Seagoing vacations have come a long way since TV’s sunny Love Boat sailed across 1970s screens. These days, passengers can snuggle up to an ice bar, learn cooking with a Michelin-starred chef, or plummet down theme park–size waterslides, all from the comfort of stylish seagoing resorts.
More than 200 passenger vessels ply the world’s rivers and seas, and each year brings a new fleet of ships setting sail for new destinations and sporting new amenities. There truly is a cruise ship for every type of traveler. Families, for instance, will appreciate the 4,000-passenger Disney Fantasy, with its “enchanted’’ art that interacts with guests, over-the-top stage shows, and an adults-only zone.
The Oceania Riviera caters instead to foodies, offering Jacques Pépin–designed menus, hands-on cooking classes, and a Napa-worthy wine cellar. Action junkies got a new thrill this summer with the debut of the 3,690-passenger Carnival Breeze, featuring a full-size water park. Look out for the slightly larger Norwegian Breakaway, which will debut in April 2013 with a ropes course where passengers can walk the plank—yes, wearing a safety harness.
But cruising isn’t just about the ships themselves. For many travelers, what matters most is the places they take you. “You go to fabulous places you couldn’t get to by land because the travel is too difficult, or it would just take too much time,” says veteran cruiser and Miami banker Jose Valdes-Fauli.
New ships are indeed sailing far and wide, along the Mekong River through Vietnam and Cambodia (Uniworld’s 60-passenger River Orchid), past historic castles lining the Danube River (the 190-passenger Viking Longships), and even to the Arctic Circle on Compagnie du Ponant's luxe mega-yacht Le Soleal, which departs on its maiden voyage in June 2013.
Wherever you go, whatever the ship, at some point you’ll likely find yourself standing on the deck, a glass of champagne in hand. You’ll pause to admire views of pirate islands and whales and icebergs going by. Or you’ll experience the thrill of sailing into Venice’s Grand Canal or Hong Kong’s futuristic harbor. And for the moment, at least, you’re the admiral of all you see.
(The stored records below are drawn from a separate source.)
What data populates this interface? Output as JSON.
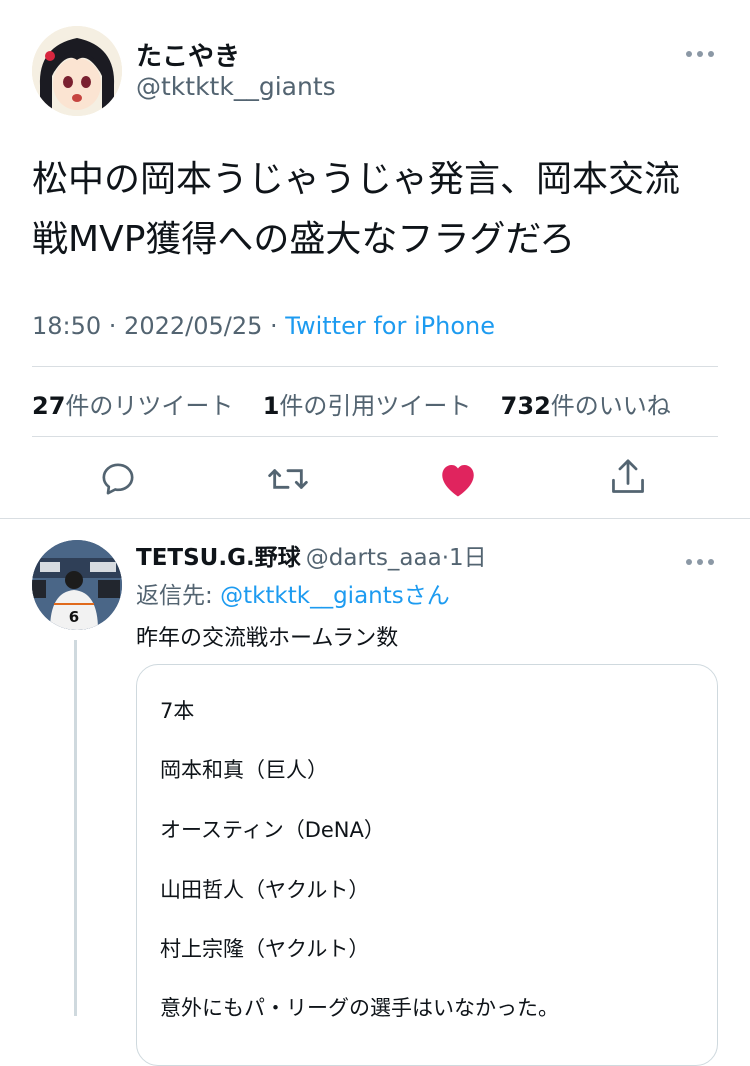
{
  "tweet": {
    "display_name": "たこやき",
    "handle": "@tktktk__giants",
    "more_icon": "more-icon",
    "text_line1": "松中の岡本うじゃうじゃ発言、岡本交流",
    "text_line2": "戦MVP獲得への盛大なフラグだろ",
    "timestamp": "18:50 · 2022/05/25 · ",
    "source": "Twitter for iPhone",
    "retweets_count": "27",
    "retweets_label": "件のリツイート",
    "quotes_count": "1",
    "quotes_label": "件の引用ツイート",
    "likes_count": "732",
    "likes_label": "件のいいね",
    "actions": [
      "reply-icon",
      "retweet-icon",
      "like-icon",
      "share-icon"
    ],
    "like_color": "#e0245e"
  },
  "reply": {
    "display_name": "TETSU.G.野球",
    "handle": "@darts_aaa",
    "time": "·1日",
    "reply_to_prefix": "返信先: ",
    "reply_to_user": "@tktktk__giants",
    "reply_to_suffix": "さん",
    "text": "昨年の交流戦ホームラン数",
    "card_lines": [
      "7本",
      "岡本和真（巨人）",
      "オースティン（DeNA）",
      "山田哲人（ヤクルト）",
      "村上宗隆（ヤクルト）",
      "意外にもパ・リーグの選手はいなかった。"
    ]
  },
  "colors": {
    "accent": "#1d9bf0",
    "text": "#0f1419",
    "muted": "#536471",
    "like": "#e0245e"
  }
}
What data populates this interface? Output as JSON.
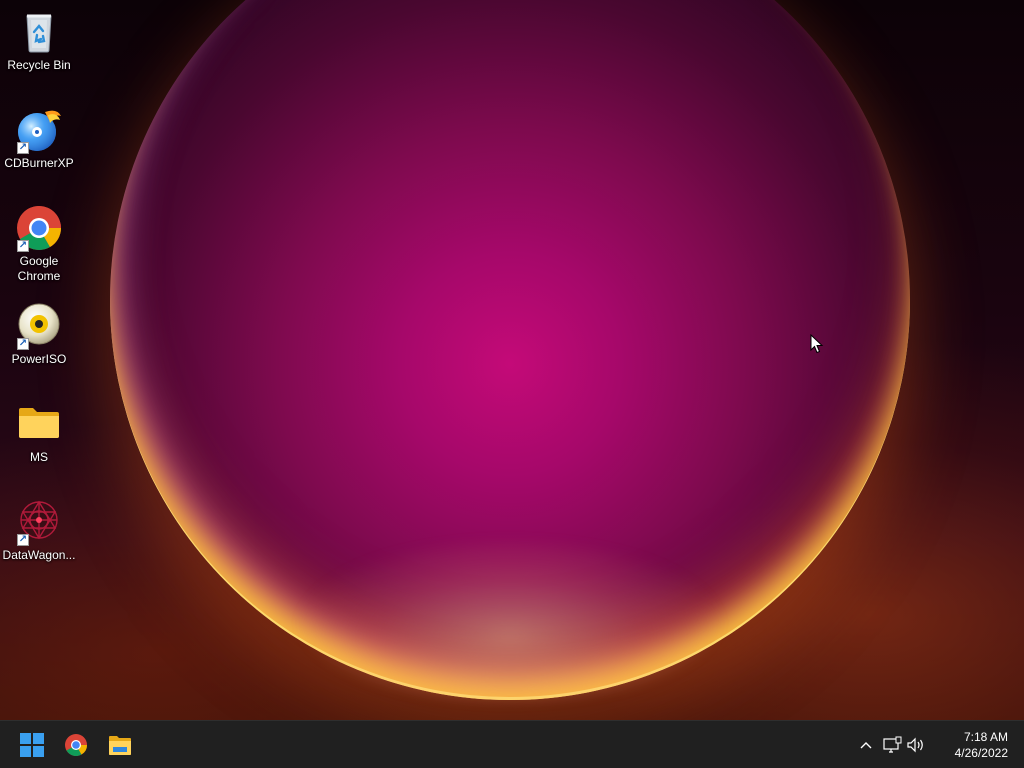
{
  "desktop": {
    "icons": [
      {
        "label": "Recycle Bin",
        "icon": "recycle-bin-icon"
      },
      {
        "label": "CDBurnerXP",
        "icon": "cdburnerxp-icon",
        "shortcut": true
      },
      {
        "label": "Google Chrome",
        "icon": "chrome-icon",
        "shortcut": true
      },
      {
        "label": "PowerISO",
        "icon": "poweriso-icon",
        "shortcut": true
      },
      {
        "label": "MS",
        "icon": "folder-icon"
      },
      {
        "label": "DataWagon...",
        "icon": "datawagon-icon",
        "shortcut": true
      }
    ]
  },
  "taskbar": {
    "pinned": [
      {
        "icon": "windows-start-icon"
      },
      {
        "icon": "chrome-icon"
      },
      {
        "icon": "file-explorer-icon"
      }
    ],
    "tray": {
      "icons": [
        "chevron-up-icon",
        "network-icon",
        "volume-icon"
      ],
      "time": "7:18 AM",
      "date": "4/26/2022"
    }
  },
  "colors": {
    "taskbar_bg": "#202020",
    "wallpaper_accent": "#c40a78",
    "wallpaper_rim": "#ffd23c"
  }
}
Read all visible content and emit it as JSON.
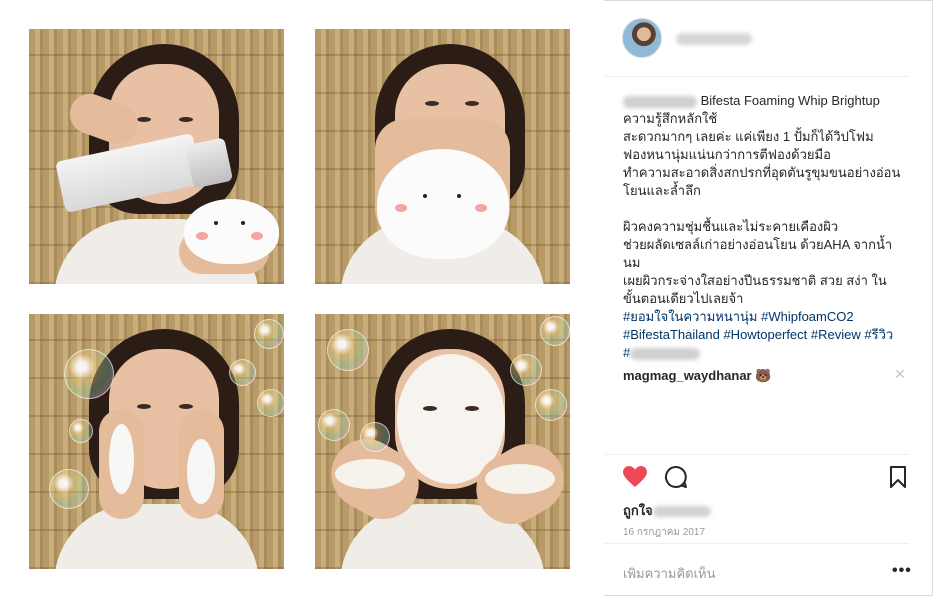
{
  "post": {
    "caption_line1_tail": " Bifesta Foaming Whip Brightup",
    "caption_body": "ความรู้สึกหลักใช้\nสะดวกมากๆ เลยค่ะ แค่เพียง 1 ปั้มก็ได้วิปโฟม\nฟองหนานุ่มแน่นกว่าการตีฟองด้วยมือ\nทำความสะอาดสิ่งสกปรกที่อุดตันรูขุมขนอย่างอ่อน\nโยนและล้ำลึก\n\nผิวคงความชุ่มชื้นและไม่ระคายเคืองผิว\nช่วยผลัดเซลล์เก่าอย่างอ่อนโยน ด้วยAHA จากน้ำ\nนม\nเผยผิวกระจ่างใสอย่างปีนธรรมชาติ สวย สง่า ใน\nขั้นตอนเดียวไปเลยจ้า",
    "hashtags_line1": "#ยอมใจในความหนานุ่ม #WhipfoamCO2",
    "hashtags_line2": "#BifestaThailand #Howtoperfect #Review #รีวิว",
    "hashtags_line3_prefix": "#"
  },
  "comment": {
    "username": "magmag_waydhanar",
    "emoji": "🐻",
    "close_icon": "close-icon"
  },
  "likes": {
    "prefix": "ถูกใจ"
  },
  "date": "16 กรกฎาคม 2017",
  "add_comment": {
    "placeholder": "เพิ่มความคิดเห็น",
    "more_label": "•••"
  },
  "colors": {
    "like_red": "#ed4956",
    "hashtag_blue": "#003569",
    "muted_gray": "#999999",
    "divider": "#efefef"
  },
  "icons": [
    "heart-icon",
    "comment-icon",
    "bookmark-icon",
    "more-icon"
  ]
}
Read on to find the ship that suits your cruise personality.